> [Work item] Every record that follows should be written out word for word; the pictures stay out.

> [Saved data entries]
== Segment start ==
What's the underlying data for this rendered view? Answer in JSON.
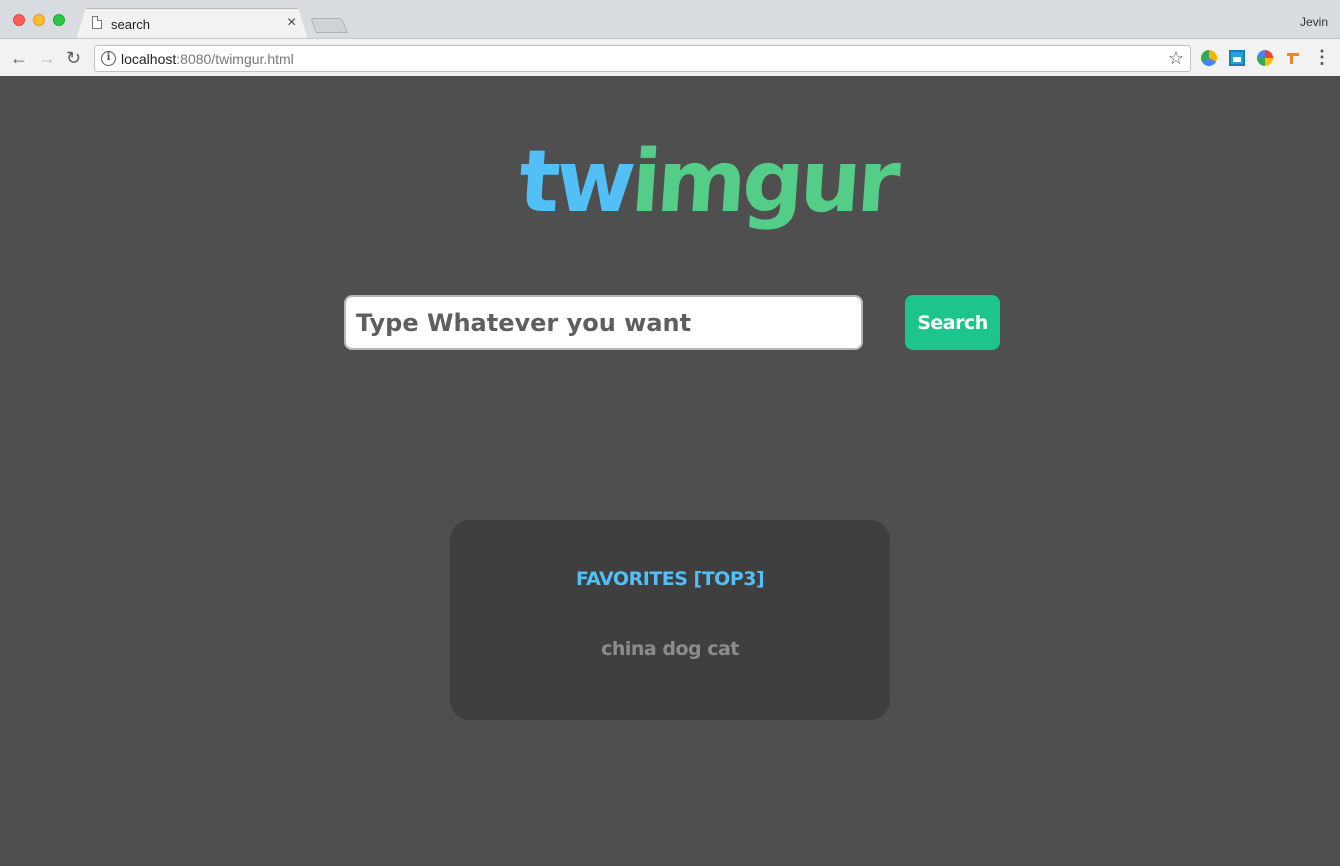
{
  "browser": {
    "tab_title": "search",
    "tab_close": "×",
    "profile_name": "Jevin",
    "url_host": "localhost",
    "url_rest": ":8080/twimgur.html",
    "icons": {
      "back": "back-arrow-icon",
      "forward": "forward-arrow-icon",
      "reload": "reload-icon",
      "info": "info-icon",
      "bookmark": "star-icon",
      "menu": "more-vert-icon"
    }
  },
  "app": {
    "logo_part1": "tw",
    "logo_part2": "imgur",
    "search": {
      "placeholder": "Type Whatever you want",
      "value": "",
      "button_label": "Search"
    },
    "favorites": {
      "title": "FAVORITES [TOP3]",
      "items": "china dog cat"
    }
  },
  "colors": {
    "background": "#4f4f4f",
    "panel": "#3f3f3f",
    "blue_accent": "#52bff6",
    "green_accent": "#53cd87",
    "button": "#1dc58d"
  }
}
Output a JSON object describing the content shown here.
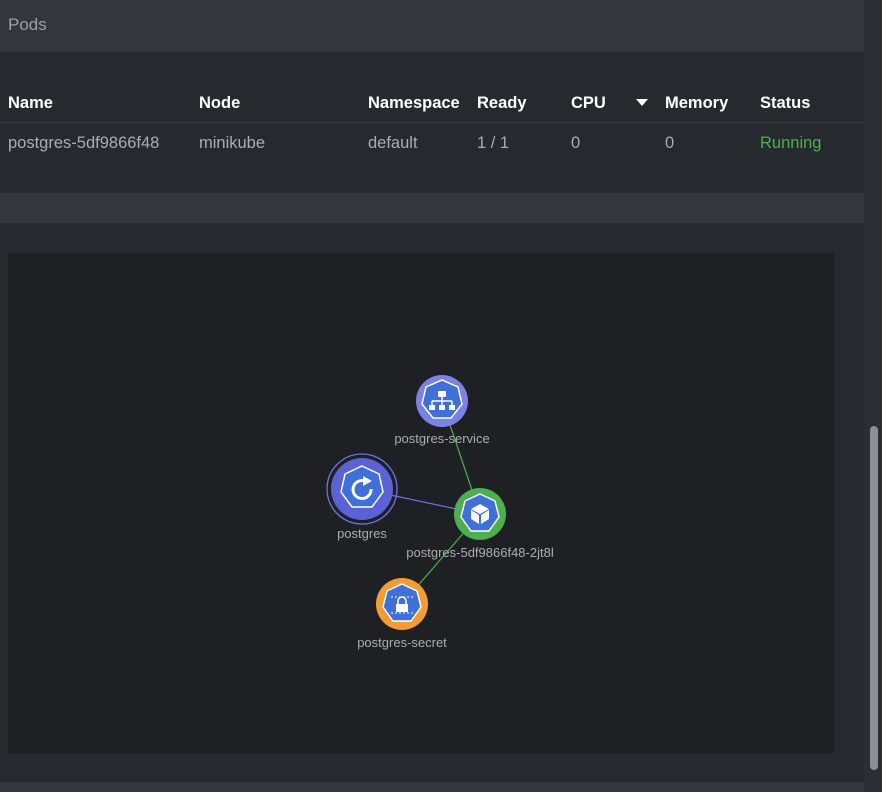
{
  "pods_panel": {
    "title": "Pods"
  },
  "table": {
    "columns": [
      "Name",
      "Node",
      "Namespace",
      "Ready",
      "CPU",
      "Memory",
      "Status"
    ],
    "sorted_column": "CPU",
    "rows": [
      {
        "name": "postgres-5df9866f48",
        "node": "minikube",
        "namespace": "default",
        "ready": "1 / 1",
        "cpu": "0",
        "memory": "0",
        "status": "Running"
      }
    ]
  },
  "graph": {
    "nodes": [
      {
        "id": "service",
        "label": "postgres-service",
        "kind": "service",
        "icon": "sitemap-icon",
        "color": "#6d74e0"
      },
      {
        "id": "deployment",
        "label": "postgres",
        "kind": "deployment",
        "icon": "refresh-icon",
        "color": "#5a62d6"
      },
      {
        "id": "pod",
        "label": "postgres-5df9866f48-2jt8l",
        "kind": "pod",
        "icon": "cube-icon",
        "color": "#4caf50"
      },
      {
        "id": "secret",
        "label": "postgres-secret",
        "kind": "secret",
        "icon": "lock-icon",
        "color": "#f39c32"
      }
    ],
    "edges": [
      {
        "from": "service",
        "to": "pod"
      },
      {
        "from": "deployment",
        "to": "pod"
      },
      {
        "from": "pod",
        "to": "secret"
      }
    ]
  },
  "colors": {
    "running": "#4caf50",
    "node_fill": "#3f6fd8"
  }
}
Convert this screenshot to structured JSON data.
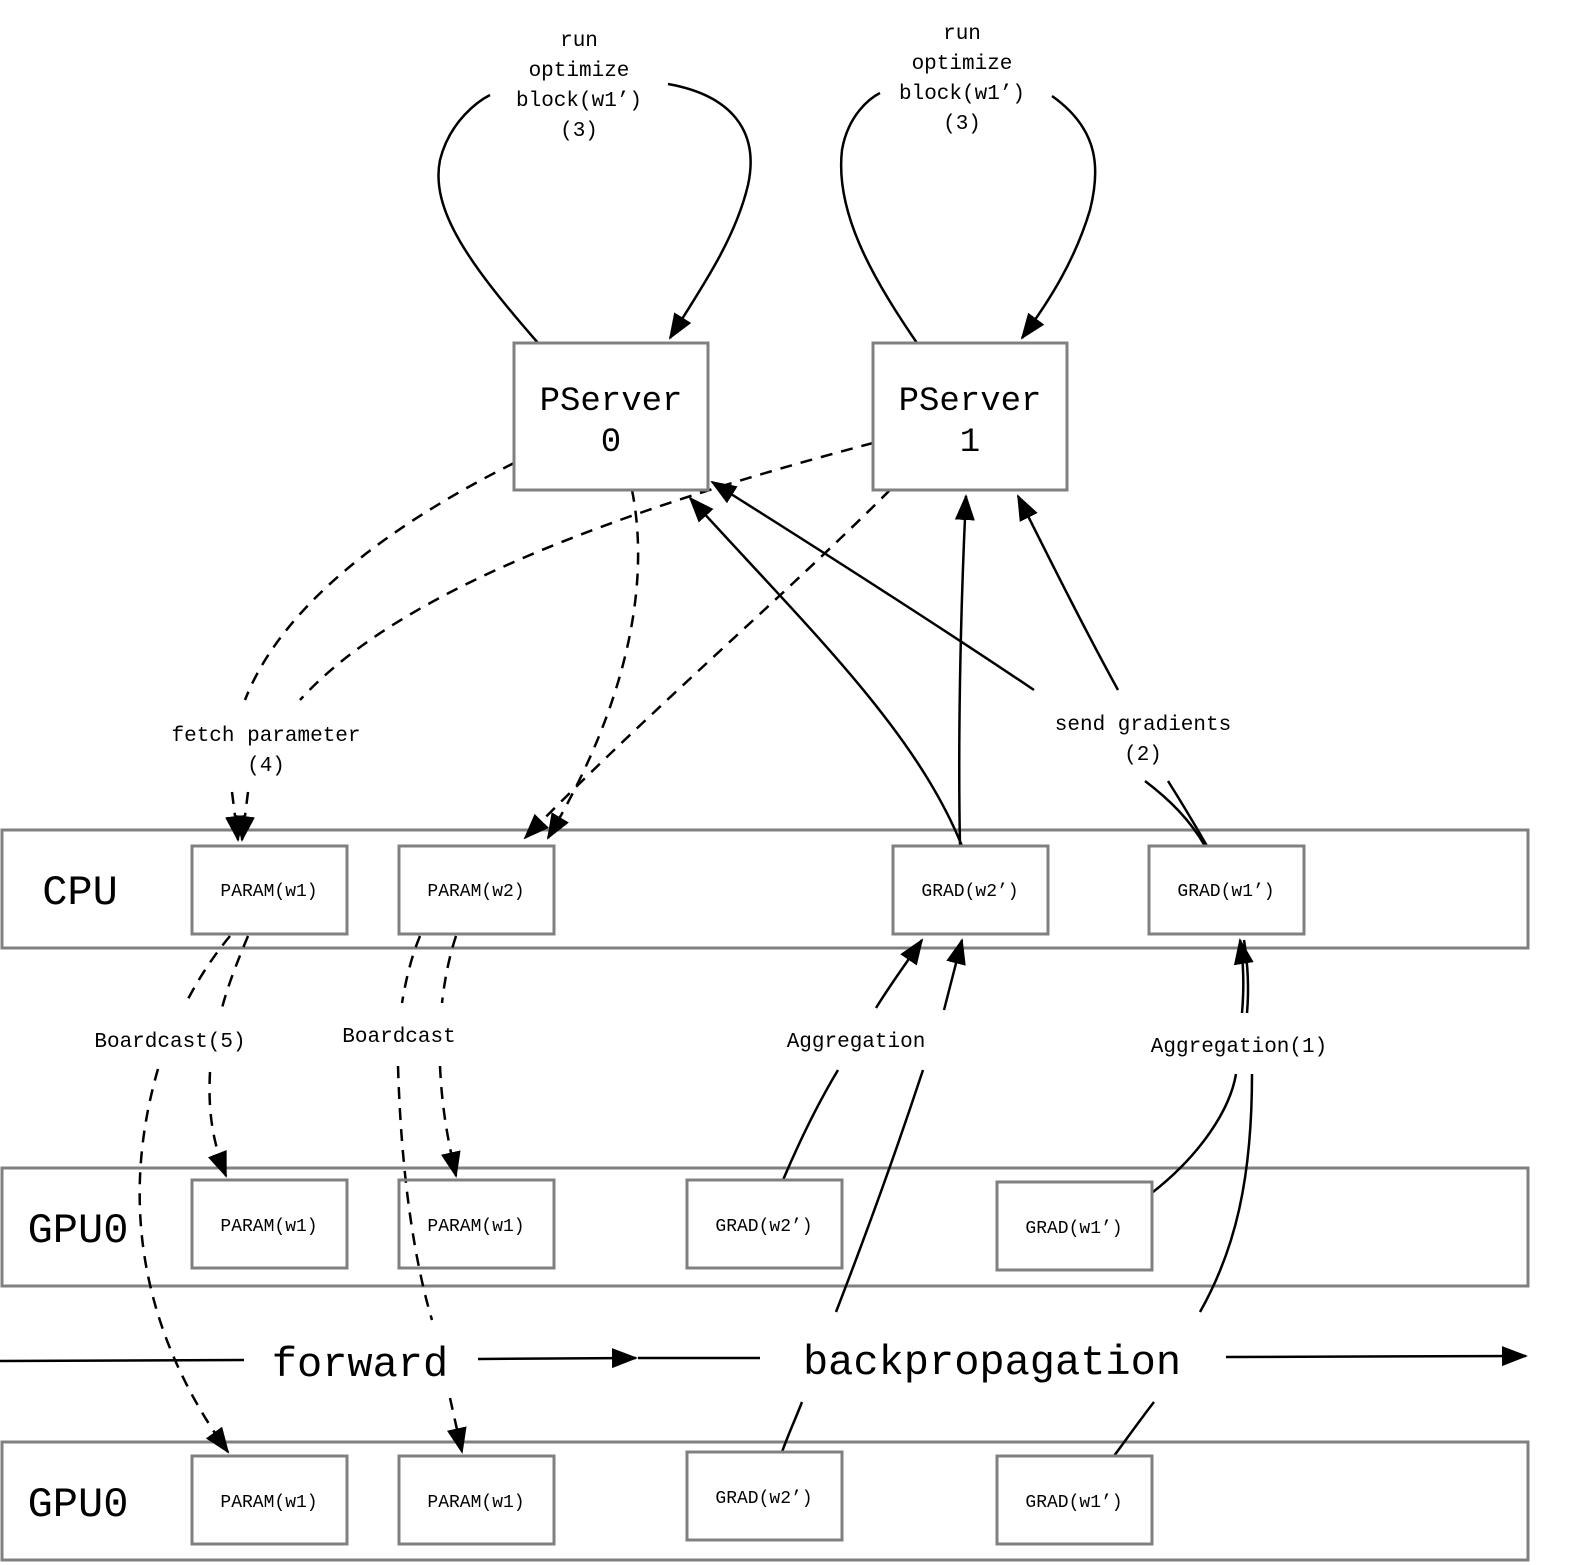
{
  "loops": [
    {
      "lines": [
        "run",
        "optimize",
        "block(w1’)",
        "(3)"
      ]
    },
    {
      "lines": [
        "run",
        "optimize",
        "block(w1’)",
        "(3)"
      ]
    }
  ],
  "pservers": [
    {
      "line1": "PServer",
      "line2": "0"
    },
    {
      "line1": "PServer",
      "line2": "1"
    }
  ],
  "labels": {
    "fetch": [
      "fetch parameter",
      "(4)"
    ],
    "send": [
      "send gradients",
      "(2)"
    ],
    "broadcast1": "Boardcast(5)",
    "broadcast2": "Boardcast",
    "aggregation1": "Aggregation",
    "aggregation2": "Aggregation(1)",
    "forward": "forward",
    "backprop": "backpropagation"
  },
  "lanes": [
    {
      "name": "CPU",
      "boxes": [
        "PARAM(w1)",
        "PARAM(w2)",
        "GRAD(w2’)",
        "GRAD(w1’)"
      ]
    },
    {
      "name": "GPU0",
      "boxes": [
        "PARAM(w1)",
        "PARAM(w1)",
        "GRAD(w2’)",
        "GRAD(w1’)"
      ]
    },
    {
      "name": "GPU0",
      "boxes": [
        "PARAM(w1)",
        "PARAM(w1)",
        "GRAD(w2’)",
        "GRAD(w1’)"
      ]
    }
  ]
}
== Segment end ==
> [Response]
What's the underlying data for this rendered view? Answer in JSON.
{
  "browser": {
    "tab_title": "search",
    "tab_close": "×",
    "profile_name": "Jevin",
    "url_host": "localhost",
    "url_rest": ":8080/twimgur.html",
    "icons": {
      "back": "back-arrow-icon",
      "forward": "forward-arrow-icon",
      "reload": "reload-icon",
      "info": "info-icon",
      "bookmark": "star-icon",
      "menu": "more-vert-icon"
    }
  },
  "app": {
    "logo_part1": "tw",
    "logo_part2": "imgur",
    "search": {
      "placeholder": "Type Whatever you want",
      "value": "",
      "button_label": "Search"
    },
    "favorites": {
      "title": "FAVORITES [TOP3]",
      "items": "china dog cat"
    }
  },
  "colors": {
    "background": "#4f4f4f",
    "panel": "#3f3f3f",
    "blue_accent": "#52bff6",
    "green_accent": "#53cd87",
    "button": "#1dc58d"
  }
}
Output a JSON object describing the content shown here.
{
  "pods_panel": {
    "title": "Pods"
  },
  "table": {
    "columns": [
      "Name",
      "Node",
      "Namespace",
      "Ready",
      "CPU",
      "Memory",
      "Status"
    ],
    "sorted_column": "CPU",
    "rows": [
      {
        "name": "postgres-5df9866f48",
        "node": "minikube",
        "namespace": "default",
        "ready": "1 / 1",
        "cpu": "0",
        "memory": "0",
        "status": "Running"
      }
    ]
  },
  "graph": {
    "nodes": [
      {
        "id": "service",
        "label": "postgres-service",
        "kind": "service",
        "icon": "sitemap-icon",
        "color": "#6d74e0"
      },
      {
        "id": "deployment",
        "label": "postgres",
        "kind": "deployment",
        "icon": "refresh-icon",
        "color": "#5a62d6"
      },
      {
        "id": "pod",
        "label": "postgres-5df9866f48-2jt8l",
        "kind": "pod",
        "icon": "cube-icon",
        "color": "#4caf50"
      },
      {
        "id": "secret",
        "label": "postgres-secret",
        "kind": "secret",
        "icon": "lock-icon",
        "color": "#f39c32"
      }
    ],
    "edges": [
      {
        "from": "service",
        "to": "pod"
      },
      {
        "from": "deployment",
        "to": "pod"
      },
      {
        "from": "pod",
        "to": "secret"
      }
    ]
  },
  "colors": {
    "running": "#4caf50",
    "node_fill": "#3f6fd8"
  }
}
Convert this screenshot to structured JSON data.
{
  "loops": [
    {
      "lines": [
        "run",
        "optimize",
        "block(w1’)",
        "(3)"
      ]
    },
    {
      "lines": [
        "run",
        "optimize",
        "block(w1’)",
        "(3)"
      ]
    }
  ],
  "pservers": [
    {
      "line1": "PServer",
      "line2": "0"
    },
    {
      "line1": "PServer",
      "line2": "1"
    }
  ],
  "labels": {
    "fetch": [
      "fetch parameter",
      "(4)"
    ],
    "send": [
      "send gradients",
      "(2)"
    ],
    "broadcast1": "Boardcast(5)",
    "broadcast2": "Boardcast",
    "aggregation1": "Aggregation",
    "aggregation2": "Aggregation(1)",
    "forward": "forward",
    "backprop": "backpropagation"
  },
  "lanes": [
    {
      "name": "CPU",
      "boxes": [
        "PARAM(w1)",
        "PARAM(w2)",
        "GRAD(w2’)",
        "GRAD(w1’)"
      ]
    },
    {
      "name": "GPU0",
      "boxes": [
        "PARAM(w1)",
        "PARAM(w1)",
        "GRAD(w2’)",
        "GRAD(w1’)"
      ]
    },
    {
      "name": "GPU0",
      "boxes": [
        "PARAM(w1)",
        "PARAM(w1)",
        "GRAD(w2’)",
        "GRAD(w1’)"
      ]
    }
  ]
}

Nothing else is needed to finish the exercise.